-- Input data follows --
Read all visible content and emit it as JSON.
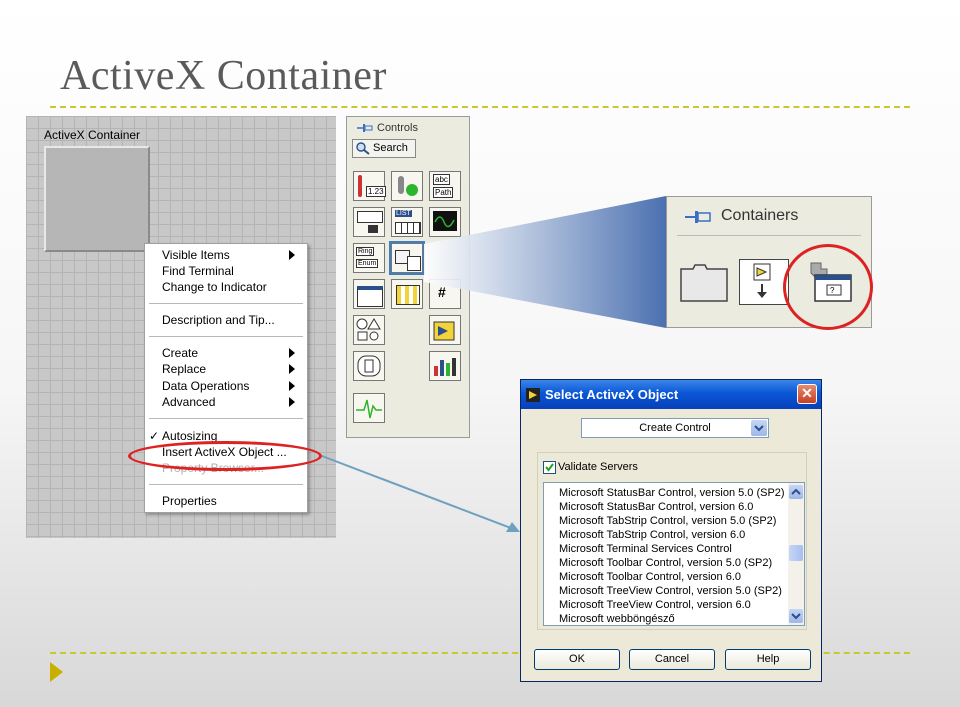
{
  "slide": {
    "title": "ActiveX Container"
  },
  "front_panel": {
    "container_label": "ActiveX Container"
  },
  "context_menu": {
    "items": [
      {
        "label": "Visible Items",
        "submenu": true
      },
      {
        "label": "Find Terminal"
      },
      {
        "label": "Change to Indicator"
      },
      {
        "label": "Description and Tip..."
      },
      {
        "label": "Create",
        "submenu": true
      },
      {
        "label": "Replace",
        "submenu": true
      },
      {
        "label": "Data Operations",
        "submenu": true
      },
      {
        "label": "Advanced",
        "submenu": true
      },
      {
        "label": "Autosizing",
        "checked": true
      },
      {
        "label": "Insert ActiveX Object ..."
      },
      {
        "label": "Property Browser...",
        "disabled": true
      },
      {
        "label": "Properties"
      }
    ],
    "check_mark": "✓"
  },
  "controls_palette": {
    "title": "Controls",
    "search_label": "Search",
    "icon_labels": {
      "numeric": "1.23",
      "string": "abc",
      "path": "Path",
      "list": "LIST",
      "ring": "Ring",
      "enum": "Enum",
      "hash": "#"
    }
  },
  "containers_zoom": {
    "title": "Containers"
  },
  "dialog": {
    "title": "Select ActiveX Object",
    "close_glyph": "✕",
    "combo_value": "Create Control",
    "validate_label": "Validate Servers",
    "validate_checked": true,
    "list_items": [
      "Microsoft StatusBar Control, version 5.0 (SP2)",
      "Microsoft StatusBar Control, version 6.0",
      "Microsoft TabStrip Control, version 5.0 (SP2)",
      "Microsoft TabStrip Control, version 6.0",
      "Microsoft Terminal Services Control",
      "Microsoft Toolbar Control, version 5.0 (SP2)",
      "Microsoft Toolbar Control, version 6.0",
      "Microsoft TreeView Control, version 5.0 (SP2)",
      "Microsoft TreeView Control, version 6.0",
      "Microsoft webböngésző"
    ],
    "buttons": {
      "ok": "OK",
      "cancel": "Cancel",
      "help": "Help"
    }
  },
  "colors": {
    "accent_dash": "#c8c830",
    "highlight_red": "#d22222",
    "arrow_blue": "#6ea0c0",
    "titlebar_blue": "#0a57d8"
  }
}
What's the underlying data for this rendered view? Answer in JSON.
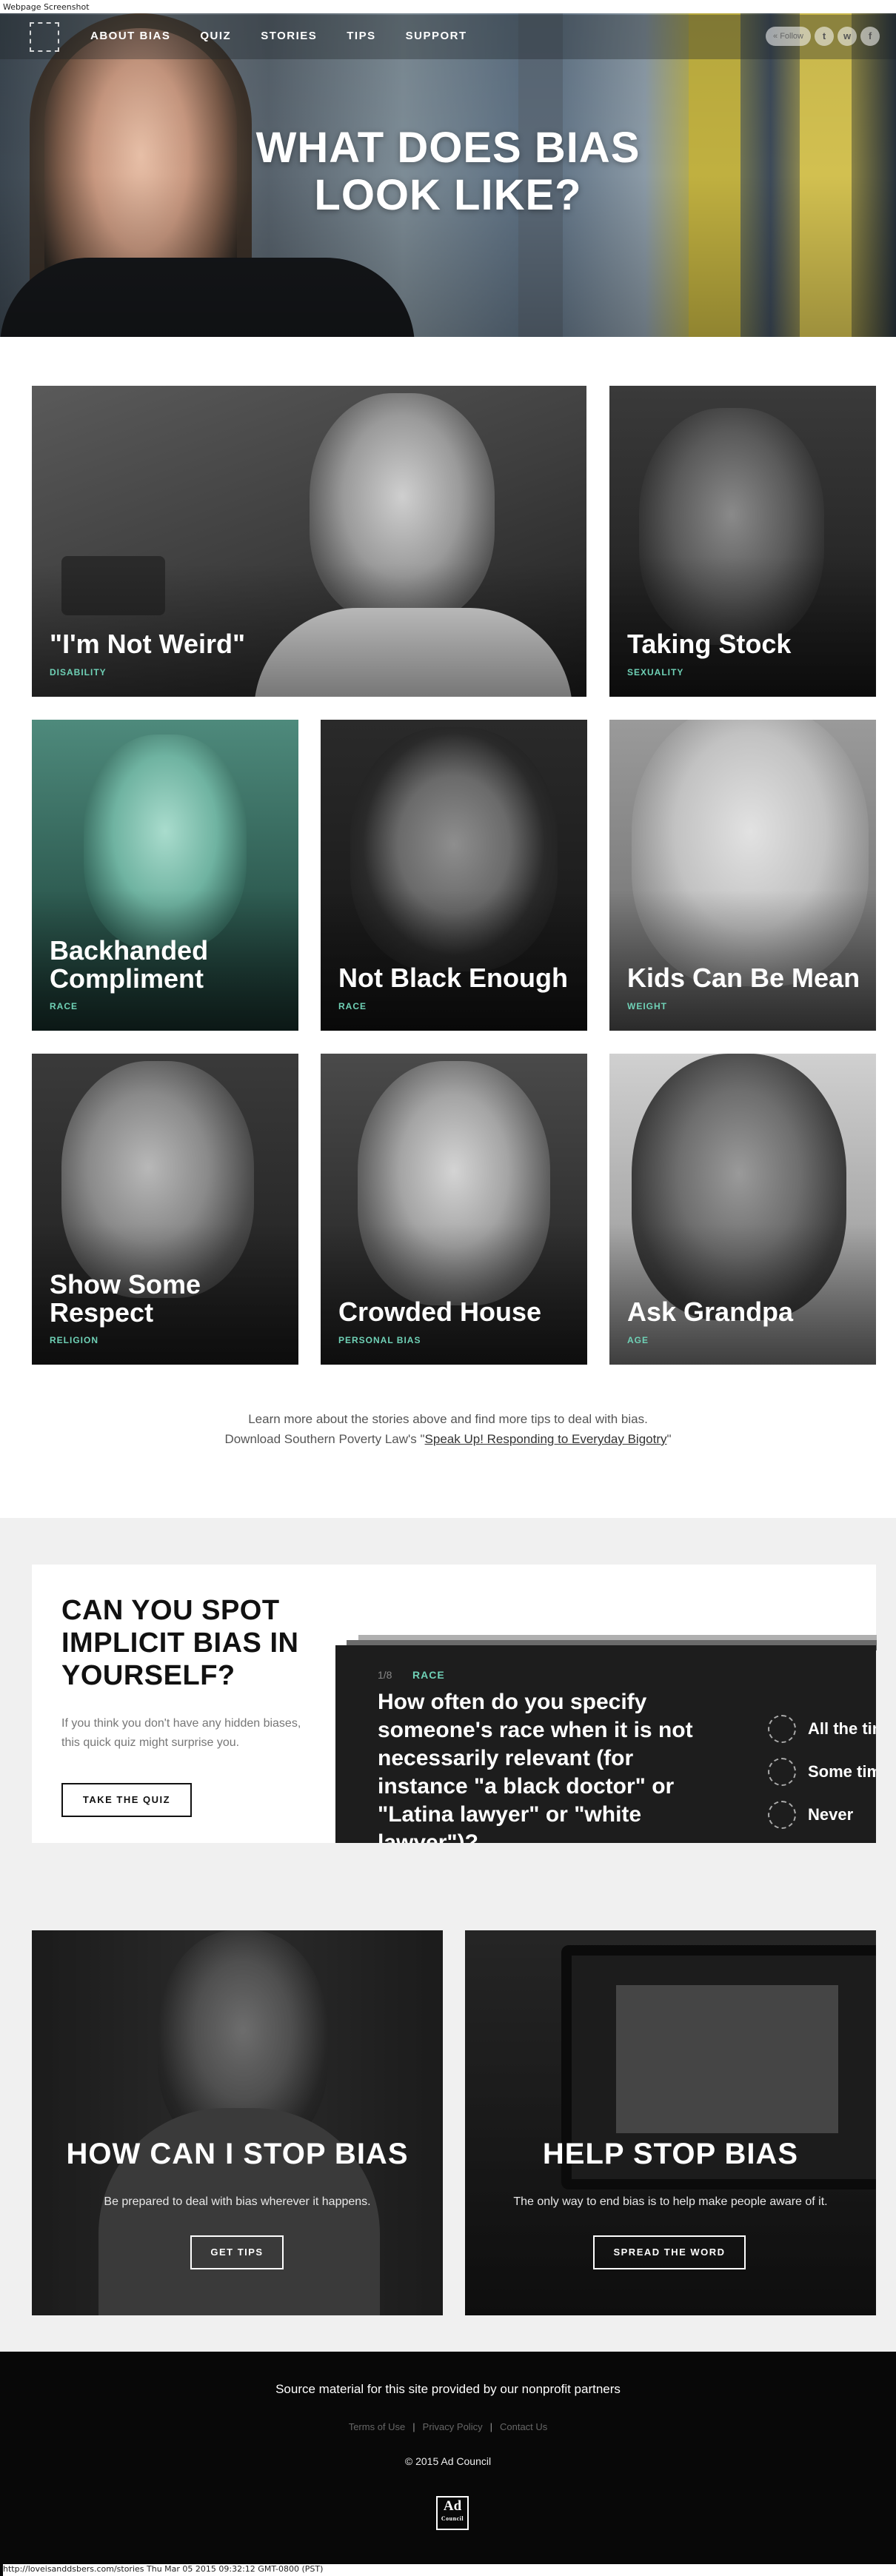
{
  "window_title": "Webpage Screenshot",
  "nav": {
    "items": [
      "ABOUT BIAS",
      "QUIZ",
      "STORIES",
      "TIPS",
      "SUPPORT"
    ],
    "follow_label": "Follow",
    "social": [
      "t",
      "w",
      "f"
    ]
  },
  "hero": {
    "line1": "WHAT DOES BIAS",
    "line2": "LOOK LIKE?"
  },
  "stories": [
    {
      "title": "\"I'm Not Weird\"",
      "tag": "DISABILITY"
    },
    {
      "title": "Taking Stock",
      "tag": "SEXUALITY"
    },
    {
      "title": "Backhanded Compliment",
      "tag": "RACE"
    },
    {
      "title": "Not Black Enough",
      "tag": "RACE"
    },
    {
      "title": "Kids Can Be Mean",
      "tag": "WEIGHT"
    },
    {
      "title": "Show Some Respect",
      "tag": "RELIGION"
    },
    {
      "title": "Crowded House",
      "tag": "PERSONAL BIAS"
    },
    {
      "title": "Ask Grandpa",
      "tag": "AGE"
    }
  ],
  "intro": {
    "line1": "Learn more about the stories above and find more tips to deal with bias.",
    "line2_prefix": "Download Southern Poverty Law's \"",
    "link": "Speak Up! Responding to Everyday Bigotry",
    "line2_suffix": "\""
  },
  "quiz": {
    "title": "CAN YOU SPOT IMPLICIT BIAS IN YOURSELF?",
    "subtitle": "If you think you don't have any hidden biases, this quick quiz might surprise you.",
    "button": "TAKE THE QUIZ",
    "counter": "1/8",
    "category": "RACE",
    "question": "How often do you specify someone's race when it is not necessarily relevant (for instance \"a black doctor\" or \"Latina lawyer\" or \"white lawyer\")?",
    "options": [
      "All the time",
      "Some times",
      "Never"
    ]
  },
  "cta": [
    {
      "title": "HOW CAN I STOP BIAS",
      "subtitle": "Be prepared to deal with bias wherever it happens.",
      "button": "GET TIPS"
    },
    {
      "title": "HELP STOP BIAS",
      "subtitle": "The only way to end bias is to help make people aware of it.",
      "button": "SPREAD THE WORD"
    }
  ],
  "footer": {
    "main": "Source material for this site provided by our nonprofit partners",
    "links": [
      "Terms of Use",
      "Privacy Policy",
      "Contact Us"
    ],
    "copyright": "© 2015 Ad Council",
    "logo_line1": "Ad",
    "logo_line2": "Council"
  },
  "status_bar": "http://loveisanddsbers.com/stories Thu Mar 05 2015 09:32:12 GMT-0800 (PST)",
  "colors": {
    "accent": "#6fd1b6",
    "footer_bg": "#080808",
    "quiz_panel": "#1d1d1d"
  }
}
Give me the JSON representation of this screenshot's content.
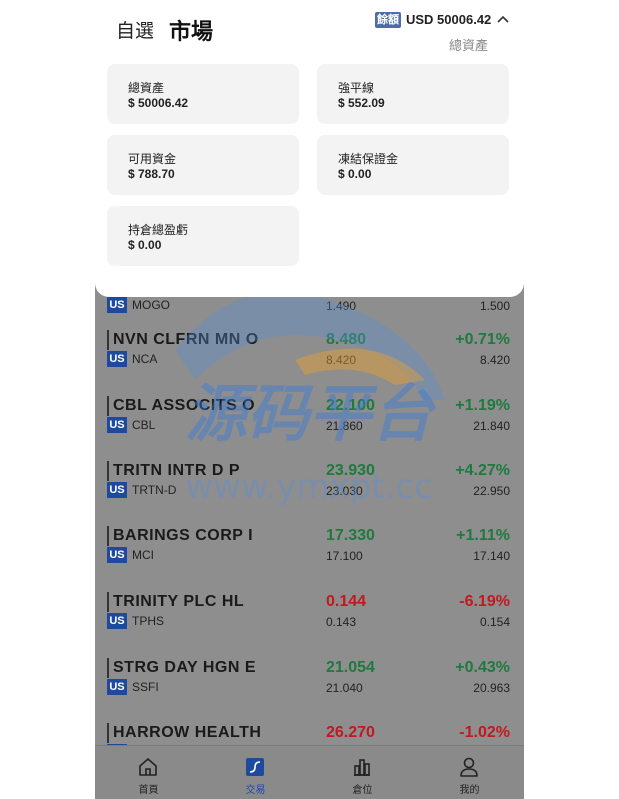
{
  "header": {
    "tab_watchlist": "自選",
    "tab_market": "市場",
    "balance_tag": "餘額",
    "balance_value": "USD 50006.42",
    "balance_sub": "總資產"
  },
  "cards": [
    {
      "label": "總資產",
      "value": "$ 50006.42"
    },
    {
      "label": "強平線",
      "value": "$ 552.09"
    },
    {
      "label": "可用資金",
      "value": "$ 788.70"
    },
    {
      "label": "凍結保證金",
      "value": "$ 0.00"
    },
    {
      "label": "持倉總盈虧",
      "value": "$ 0.00"
    }
  ],
  "stocks": [
    {
      "name": "",
      "market": "US",
      "code": "MOGO",
      "price": "",
      "prev": "1.490",
      "change": "",
      "change2": "1.500",
      "dir": "up"
    },
    {
      "name": "NVN CLFRN MN O",
      "market": "US",
      "code": "NCA",
      "price": "8.480",
      "prev": "8.420",
      "change": "+0.71%",
      "change2": "8.420",
      "dir": "up"
    },
    {
      "name": "CBL ASSOCITS O",
      "market": "US",
      "code": "CBL",
      "price": "22.100",
      "prev": "21.860",
      "change": "+1.19%",
      "change2": "21.840",
      "dir": "up"
    },
    {
      "name": "TRITN INTR D P",
      "market": "US",
      "code": "TRTN-D",
      "price": "23.930",
      "prev": "23.030",
      "change": "+4.27%",
      "change2": "22.950",
      "dir": "up"
    },
    {
      "name": "BARINGS CORP I",
      "market": "US",
      "code": "MCI",
      "price": "17.330",
      "prev": "17.100",
      "change": "+1.11%",
      "change2": "17.140",
      "dir": "up"
    },
    {
      "name": "TRINITY PLC HL",
      "market": "US",
      "code": "TPHS",
      "price": "0.144",
      "prev": "0.143",
      "change": "-6.19%",
      "change2": "0.154",
      "dir": "down"
    },
    {
      "name": "STRG DAY HGN E",
      "market": "US",
      "code": "SSFI",
      "price": "21.054",
      "prev": "21.040",
      "change": "+0.43%",
      "change2": "20.963",
      "dir": "up"
    },
    {
      "name": "HARROW HEALTH",
      "market": "US",
      "code": "",
      "price": "26.270",
      "prev": "",
      "change": "-1.02%",
      "change2": "",
      "dir": "down"
    }
  ],
  "nav": [
    {
      "label": "首頁",
      "icon": "home-icon"
    },
    {
      "label": "交易",
      "icon": "trade-icon"
    },
    {
      "label": "倉位",
      "icon": "position-icon"
    },
    {
      "label": "我的",
      "icon": "user-icon"
    }
  ],
  "watermark": {
    "text_cn": "源码平台",
    "text_url": "www.ymxpt.cc"
  },
  "colors": {
    "up": "#1e7a3e",
    "down": "#c2181f",
    "accent": "#1e4a9e"
  }
}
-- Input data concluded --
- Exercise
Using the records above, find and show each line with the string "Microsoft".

- Answer to the exercise
      "Microsoft StatusBar Control, version 5.0 (SP2)",
      "Microsoft StatusBar Control, version 6.0",
      "Microsoft TabStrip Control, version 5.0 (SP2)",
      "Microsoft TabStrip Control, version 6.0",
      "Microsoft Terminal Services Control",
      "Microsoft Toolbar Control, version 5.0 (SP2)",
      "Microsoft Toolbar Control, version 6.0",
      "Microsoft TreeView Control, version 5.0 (SP2)",
      "Microsoft TreeView Control, version 6.0",
      "Microsoft webböngésző"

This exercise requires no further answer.